The White House cancelled a poetry symposium planned for February 12 because of concerns that the poetry might fuel protests against the war on Iraq.
A spokesperson for Laura Bush, who organized the symposium, was quoted as saying, “Mrs. Bush respects the right of all Americans to express their opinions . [but] believes it would be inappropriate to turn a literary event into a political forum.”
The poetry would have focused on the works of Langston Hughes, Emily Dickinson, and Walt Whitman. Some of the invited poets either turned down the White House invitation or planned to speak in favor of peace.
No to Muslim Youth Camp
A plan to build the nation’s first Muslim summer camp in Iowa has drawn protests from residents who say it would threaten the environment, their lifestyle, and national security.
In 1999, the Cedar Rapids-based Muslim Youth Camps of America filed an application to use a vacant property formerly used as a summer retreat for Girl Scouts. But after Sept. 11, 2001, neighbors raised concerns about religion and said that noise and construction from the campsite would destroy their neighborhood’s quiet appeal.
“Not everyone thinks of the United States in the best eyes,” said Coralville Lake resident Bob Lisenber. “In this day and age, we have to think about those kinds of things.”
In January, a California teacher told a middle-school student to stand outside the classroom after he refused to stand and say the pledge of allegiance in history class.
Jim Woodbury, in the Lake-port Unified School District, protested and handed his teacher a packet of information about students’ rights to refuse to say the pledge. But his teacher threw them in the garbage and told Woodbury to leave the classroom.
Woodbury’s parents have asked the district for the teacher’s dismissal and have pulled him out of school.
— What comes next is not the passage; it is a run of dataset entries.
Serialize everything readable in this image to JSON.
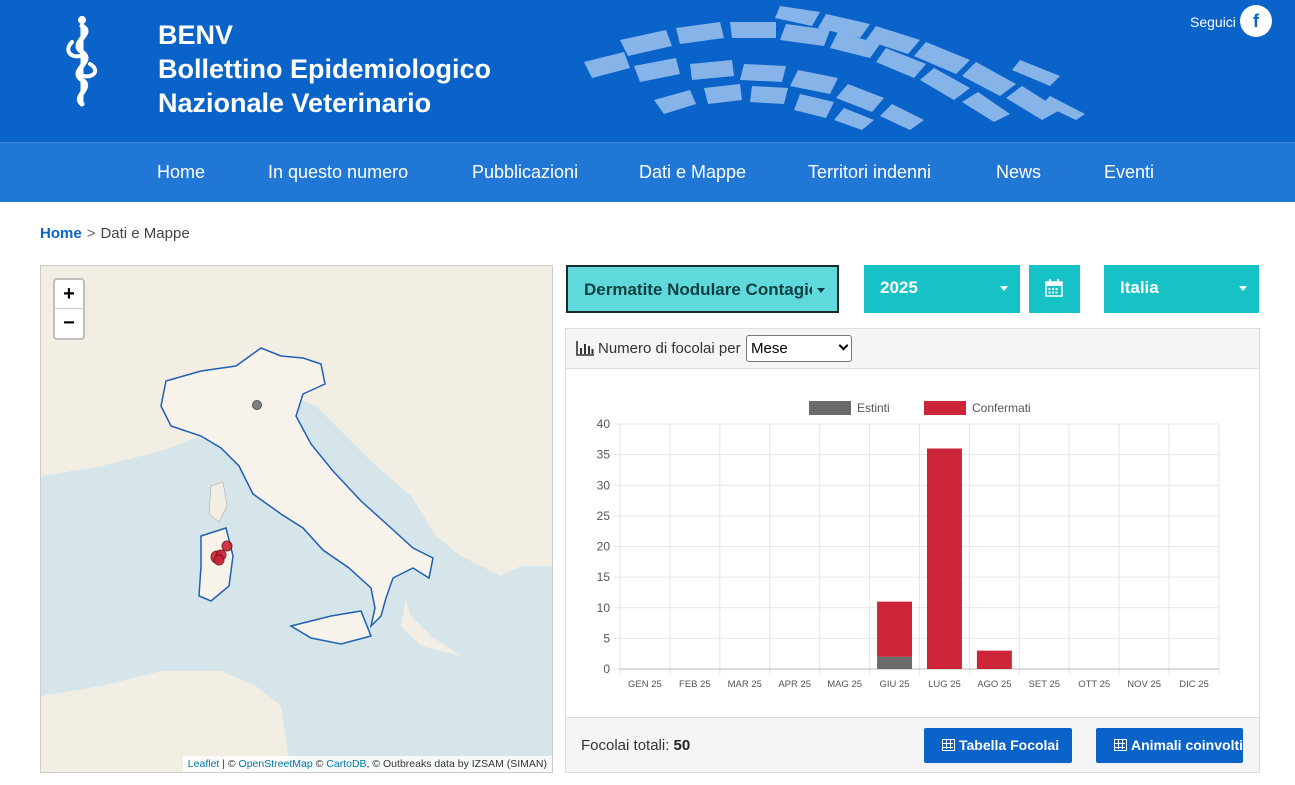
{
  "header": {
    "brand_line1": "BENV",
    "brand_line2": "Bollettino Epidemiologico",
    "brand_line3": "Nazionale Veterinario",
    "follow_label": "Seguici",
    "facebook_glyph": "f",
    "logo_icon": "caduceus-icon",
    "colors": {
      "header_bg": "#0a63c9",
      "nav_bg": "#2177d6"
    }
  },
  "nav": {
    "items": [
      {
        "label": "Home"
      },
      {
        "label": "In questo numero"
      },
      {
        "label": "Pubblicazioni"
      },
      {
        "label": "Dati e Mappe"
      },
      {
        "label": "Territori indenni"
      },
      {
        "label": "News"
      },
      {
        "label": "Eventi"
      }
    ]
  },
  "breadcrumb": {
    "home": "Home",
    "separator": ">",
    "current": "Dati e Mappe"
  },
  "map": {
    "zoom_in": "+",
    "zoom_out": "−",
    "attrib_leaflet": "Leaflet",
    "attrib_sep1": " | © ",
    "attrib_osm": "OpenStreetMap",
    "attrib_sep2": " © ",
    "attrib_carto": "CartoDB",
    "attrib_rest": ", © Outbreaks data by IZSAM (SIMAN)"
  },
  "filters": {
    "disease": "Dermatite Nodulare Contagiosa",
    "year": "2025",
    "calendar_icon": "calendar-icon",
    "region": "Italia",
    "accent_color": "#17c2c6"
  },
  "panel": {
    "title_prefix": "Numero di focolai per",
    "group_by": "Mese",
    "total_label": "Focolai totali:",
    "total_value": "50",
    "button_table": "Tabella Focolai",
    "button_animals": "Animali coinvolti"
  },
  "chart_data": {
    "type": "bar",
    "stacked": true,
    "categories": [
      "GEN 25",
      "FEB 25",
      "MAR 25",
      "APR 25",
      "MAG 25",
      "GIU 25",
      "LUG 25",
      "AGO 25",
      "SET 25",
      "OTT 25",
      "NOV 25",
      "DIC 25"
    ],
    "series": [
      {
        "name": "Estinti",
        "color": "#6b6b6b",
        "values": [
          0,
          0,
          0,
          0,
          0,
          2,
          0,
          0,
          0,
          0,
          0,
          0
        ]
      },
      {
        "name": "Confermati",
        "color": "#cc2439",
        "values": [
          0,
          0,
          0,
          0,
          0,
          9,
          36,
          3,
          0,
          0,
          0,
          0
        ]
      }
    ],
    "yticks": [
      0,
      5,
      10,
      15,
      20,
      25,
      30,
      35,
      40
    ],
    "ylim": [
      0,
      40
    ],
    "legend": "top",
    "grid": true
  }
}
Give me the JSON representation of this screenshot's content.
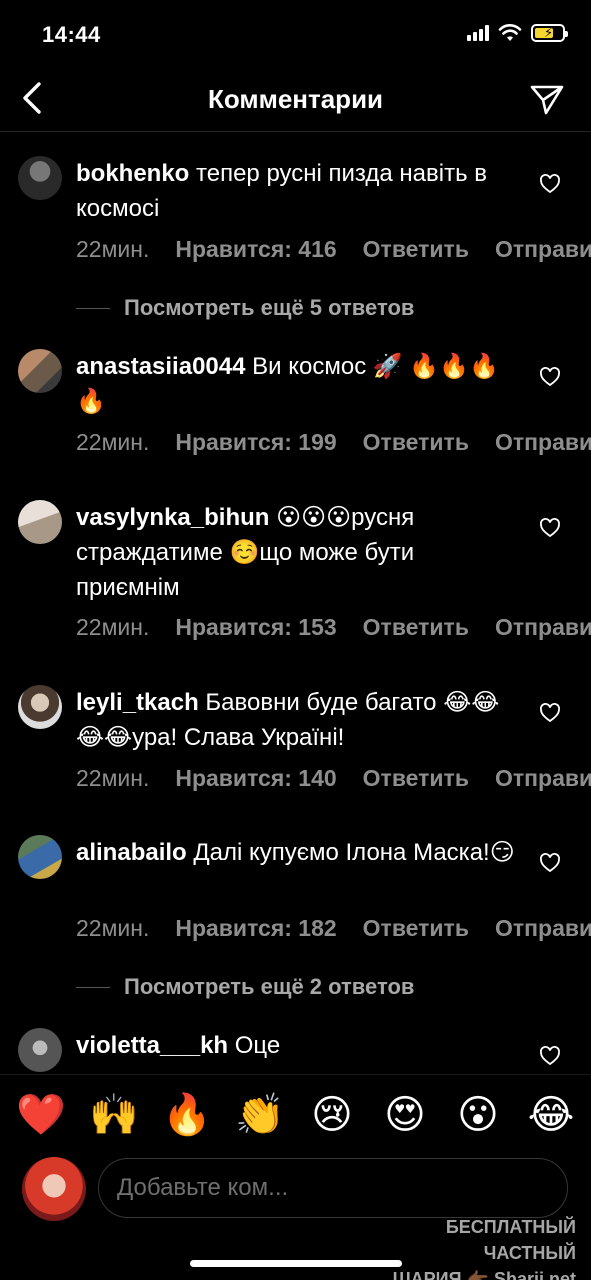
{
  "status_bar": {
    "time": "14:44"
  },
  "header": {
    "title": "Комментарии"
  },
  "comments": [
    {
      "username": "bokhenko",
      "text": "тепер русні пизда навіть в космосі",
      "time": "22мин.",
      "likes": "Нравится: 416",
      "reply": "Ответить",
      "send": "Отправить",
      "view_more": "Посмотреть ещё 5 ответов"
    },
    {
      "username": "anastasiia0044",
      "text": "Ви космос 🚀 🔥🔥🔥🔥",
      "time": "22мин.",
      "likes": "Нравится: 199",
      "reply": "Ответить",
      "send": "Отправить"
    },
    {
      "username": "vasylynka_bihun",
      "text": "😮😮😮русня страждатиме ☺️що може бути приємнім",
      "time": "22мин.",
      "likes": "Нравится: 153",
      "reply": "Ответить",
      "send": "Отправить"
    },
    {
      "username": "leyli_tkach",
      "text": "Бавовни буде багато 😂😂😂😂ура! Слава Україні!",
      "time": "22мин.",
      "likes": "Нравится: 140",
      "reply": "Ответить",
      "send": "Отправить"
    },
    {
      "username": "alinabailo",
      "text": "Далі купуємо Ілона Маска!😏",
      "time": "22мин.",
      "likes": "Нравится: 182",
      "reply": "Ответить",
      "send": "Отправить",
      "view_more": "Посмотреть ещё 2 ответов"
    },
    {
      "username": "violetta___kh",
      "text": "Оце"
    }
  ],
  "emoji_bar": [
    "❤️",
    "🙌",
    "🔥",
    "👏",
    "😢",
    "😍",
    "😮",
    "😂"
  ],
  "input": {
    "placeholder": "Добавьте ком..."
  },
  "watermark": {
    "line1": "БЕСПЛАТНЫЙ ЧАСТНЫЙ",
    "line2": "ШАРИЯ 👉🏾 Sharij.net"
  },
  "colors": {
    "background": "#000000",
    "secondary_text": "#8e8e8e",
    "divider": "#262626"
  }
}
Even though California law requires students to participate in patriotic exercises, the Lakeport superintendent sent the teacher a written warning.
“I believe the flag is a symbol of the government,” Woodbury said. “And I think it’s corrupt and I don’t agree with some of the choices it made.”
Care Packages for Iraqis Diverted
Bryn Mawr, Penn., officials cancelled January plans to send care packages to children in Iraq after angry comments from parents and community members.
The elementary school students were going to put together care packages for Iraqi children and refugees as part of a Martin Luther King celebration and were going to ship them through a Philadelphia-based Quaker social justice group.
After a letter was sent to parents explaining the project, one parent called a local radio station and called the project “un-American.” In order avoid the controversy, the school arranged to send the packages to a local shelter for victims of domestic abuse.
“Some time will go by and the press of world events will cause the astronauts and all they represent to slip again from our consciousness, which is too bad. It would be so much better if this terrible tragedy could somehow prompt a renewed commitment to America’s “high and noble” ideas and aspirations. One quick example: The nation’s great wealth and good fortune could be used to build a sparkling new generation of schools to educate the millions upon millions of young people whose talents and energies will have to be called upon if the U.S. is to continue to flourish.”
— Bob Herbert, Feb. 2, 2003, New York Times
“The war on terror involves Saddam Hussein because of the nature of Saddam Hussein, the history of Saddam Hussein, and his willingness to terrorize himself.”
— President George W. Bush, Jan. 30, 2003, The Boston Globe